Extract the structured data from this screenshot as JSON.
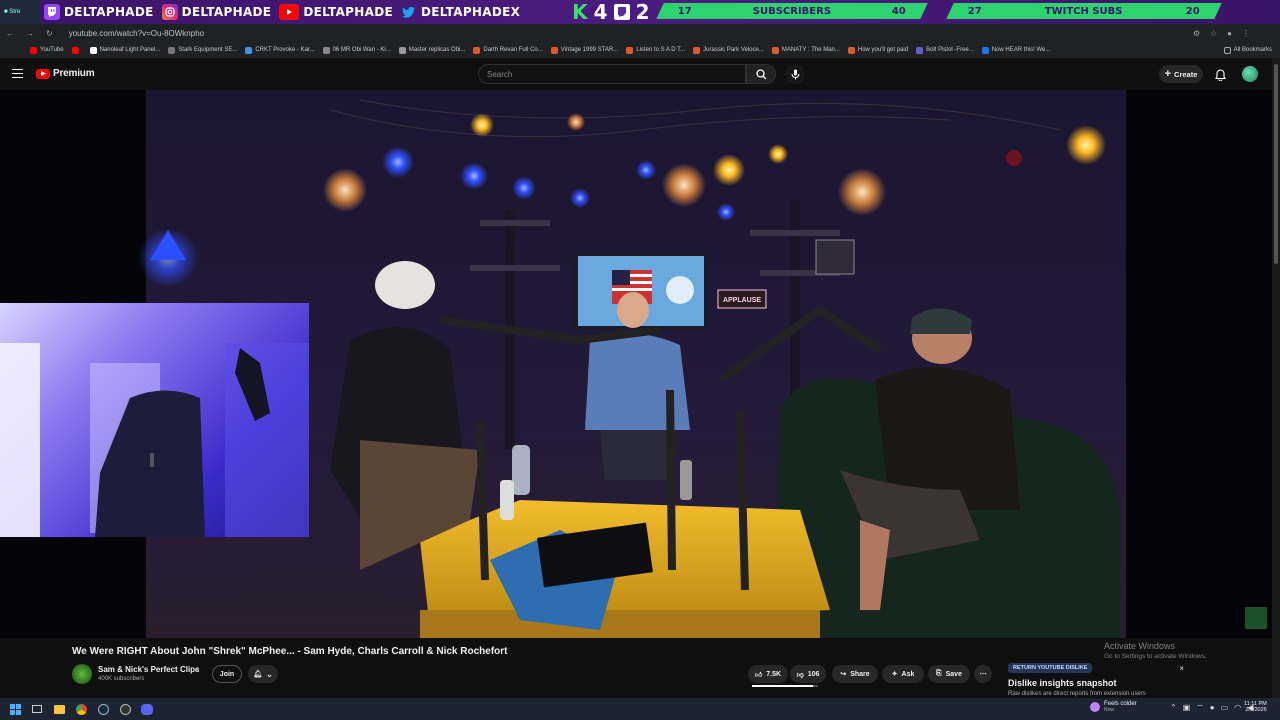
{
  "overlay": {
    "socials": [
      {
        "icon": "twitch-icon",
        "label": "DELTAPHADE",
        "color": "#9146ff"
      },
      {
        "icon": "instagram-icon",
        "label": "DELTAPHADE",
        "color": "#e1306c"
      },
      {
        "icon": "youtube-icon",
        "label": "DELTAPHADE",
        "color": "#ff0000"
      },
      {
        "icon": "twitter-icon",
        "label": "DELTAPHADEX",
        "color": "#1da1f2"
      }
    ],
    "k_text": "K",
    "k_num": "4",
    "subs_num": "2",
    "goal1": {
      "current": "17",
      "label": "SUBSCRIBERS",
      "target": "40"
    },
    "goal2": {
      "current": "27",
      "label": "TWITCH SUBS",
      "target": "20"
    },
    "accent": "#2dd36f"
  },
  "browser": {
    "url": "youtube.com/watch?v=Ou-8OWknpho",
    "bookmarks": [
      "YouTube",
      "",
      "Nanoleaf Light Panel...",
      "Stark Equipment SE...",
      "CRKT Provoke - Kar...",
      "06 MR Obi Wan - Ki...",
      "Master replicas Obi...",
      "Darth Revan Full Co...",
      "Vintage 1999 STAR...",
      "Listen to S A D T...",
      "Jurassic Park Veloce...",
      "MANATY : The Man...",
      "How you'll get paid",
      "Bolt Pistol -Free...",
      "Now HEAR this! We..."
    ],
    "all_bookmarks": "All Bookmarks"
  },
  "youtube": {
    "logo_text": "Premium",
    "search_placeholder": "Search",
    "create_label": "Create",
    "video": {
      "sign_text": "APPLAUSE",
      "title": "We Were RIGHT About John \"Shrek\" McPhee... - Sam Hyde, Charls Carroll & Nick Rochefort"
    },
    "channel": {
      "name": "Sam & Nick's Perfect Clips",
      "subscribers": "400K subscribers"
    },
    "join_label": "Join",
    "likes": "7.5K",
    "dislikes": "106",
    "share_label": "Share",
    "ask_label": "Ask",
    "save_label": "Save",
    "rydpopup": {
      "tag": "RETURN YOUTUBE DISLIKE",
      "title": "Dislike insights snapshot",
      "body": "Raw dislikes are direct reports from extension users"
    }
  },
  "windows": {
    "activate_title": "Activate Windows",
    "activate_sub": "Go to Settings to activate Windows.",
    "weather_title": "Feels colder",
    "weather_sub": "Now",
    "time": "11:11 PM",
    "date": "2/5/2026"
  }
}
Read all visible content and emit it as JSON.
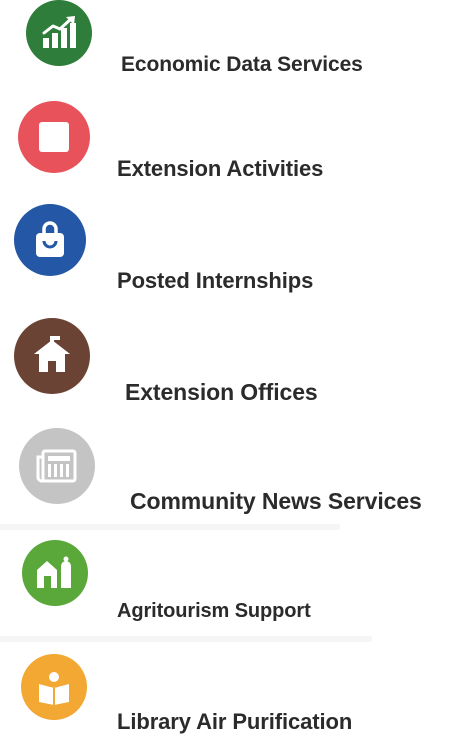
{
  "items": [
    {
      "label": "Economic Data Services",
      "icon": "chart-growth-icon",
      "color": "#2e7d3a"
    },
    {
      "label": "Extension Activities",
      "icon": "square-icon",
      "color": "#e8525b"
    },
    {
      "label": "Posted Internships",
      "icon": "shopping-bag-icon",
      "color": "#2457a6"
    },
    {
      "label": "Extension Offices",
      "icon": "schoolhouse-icon",
      "color": "#6b4334"
    },
    {
      "label": "Community News Services",
      "icon": "newspaper-icon",
      "color": "#c4c4c4"
    },
    {
      "label": "Agritourism Support",
      "icon": "barn-silo-icon",
      "color": "#5aa83a"
    },
    {
      "label": "Library Air Purification",
      "icon": "open-book-reader-icon",
      "color": "#f2a832"
    }
  ]
}
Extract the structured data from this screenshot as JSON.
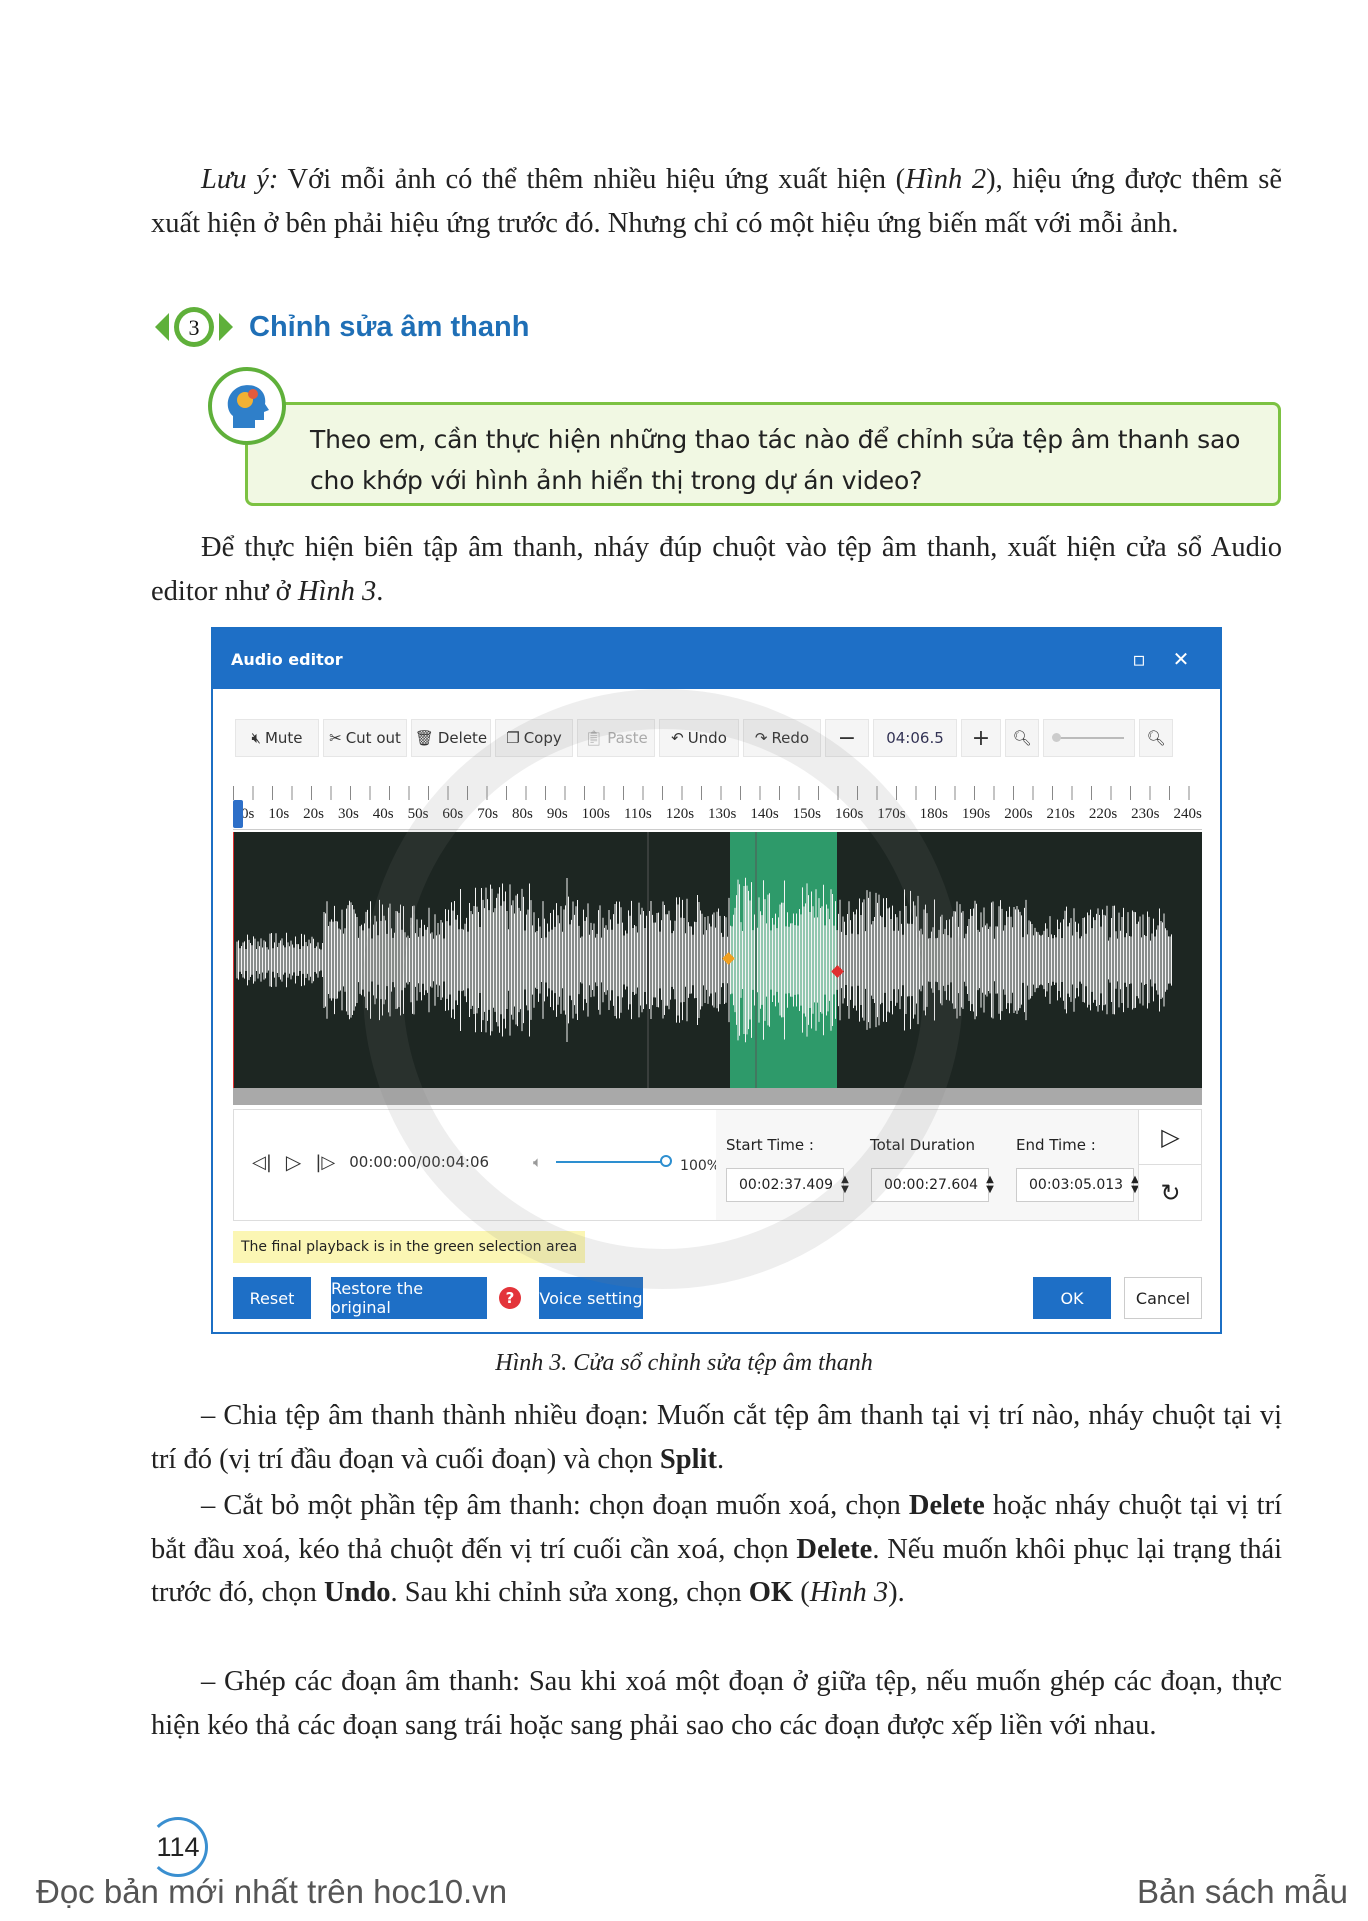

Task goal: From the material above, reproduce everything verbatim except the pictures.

Output of the task:
Extract the structured data from this screenshot as JSON.
{
  "overlay": {
    "socials": [
      {
        "icon": "twitch-icon",
        "label": "DELTAPHADE",
        "color": "#9146ff"
      },
      {
        "icon": "instagram-icon",
        "label": "DELTAPHADE",
        "color": "#e1306c"
      },
      {
        "icon": "youtube-icon",
        "label": "DELTAPHADE",
        "color": "#ff0000"
      },
      {
        "icon": "twitter-icon",
        "label": "DELTAPHADEX",
        "color": "#1da1f2"
      }
    ],
    "k_text": "K",
    "k_num": "4",
    "subs_num": "2",
    "goal1": {
      "current": "17",
      "label": "SUBSCRIBERS",
      "target": "40"
    },
    "goal2": {
      "current": "27",
      "label": "TWITCH SUBS",
      "target": "20"
    },
    "accent": "#2dd36f"
  },
  "browser": {
    "url": "youtube.com/watch?v=Ou-8OWknpho",
    "bookmarks": [
      "YouTube",
      "",
      "Nanoleaf Light Panel...",
      "Stark Equipment SE...",
      "CRKT Provoke - Kar...",
      "06 MR Obi Wan - Ki...",
      "Master replicas Obi...",
      "Darth Revan Full Co...",
      "Vintage 1999 STAR...",
      "Listen to S A D T...",
      "Jurassic Park Veloce...",
      "MANATY : The Man...",
      "How you'll get paid",
      "Bolt Pistol -Free...",
      "Now HEAR this! We..."
    ],
    "all_bookmarks": "All Bookmarks"
  },
  "youtube": {
    "logo_text": "Premium",
    "search_placeholder": "Search",
    "create_label": "Create",
    "video": {
      "sign_text": "APPLAUSE",
      "title": "We Were RIGHT About John \"Shrek\" McPhee... - Sam Hyde, Charls Carroll & Nick Rochefort"
    },
    "channel": {
      "name": "Sam & Nick's Perfect Clips",
      "subscribers": "400K subscribers"
    },
    "join_label": "Join",
    "likes": "7.5K",
    "dislikes": "106",
    "share_label": "Share",
    "ask_label": "Ask",
    "save_label": "Save",
    "rydpopup": {
      "tag": "RETURN YOUTUBE DISLIKE",
      "title": "Dislike insights snapshot",
      "body": "Raw dislikes are direct reports from extension users"
    }
  },
  "windows": {
    "activate_title": "Activate Windows",
    "activate_sub": "Go to Settings to activate Windows.",
    "weather_title": "Feels colder",
    "weather_sub": "Now",
    "time": "11:11 PM",
    "date": "2/5/2026"
  }
}
Read all visible content and emit it as JSON.
{
  "items": [
    {
      "label": "Economic Data Services",
      "icon": "chart-growth-icon",
      "color": "#2e7d3a"
    },
    {
      "label": "Extension Activities",
      "icon": "square-icon",
      "color": "#e8525b"
    },
    {
      "label": "Posted Internships",
      "icon": "shopping-bag-icon",
      "color": "#2457a6"
    },
    {
      "label": "Extension Offices",
      "icon": "schoolhouse-icon",
      "color": "#6b4334"
    },
    {
      "label": "Community News Services",
      "icon": "newspaper-icon",
      "color": "#c4c4c4"
    },
    {
      "label": "Agritourism Support",
      "icon": "barn-silo-icon",
      "color": "#5aa83a"
    },
    {
      "label": "Library Air Purification",
      "icon": "open-book-reader-icon",
      "color": "#f2a832"
    }
  ]
}
Extract the structured data from this screenshot as JSON.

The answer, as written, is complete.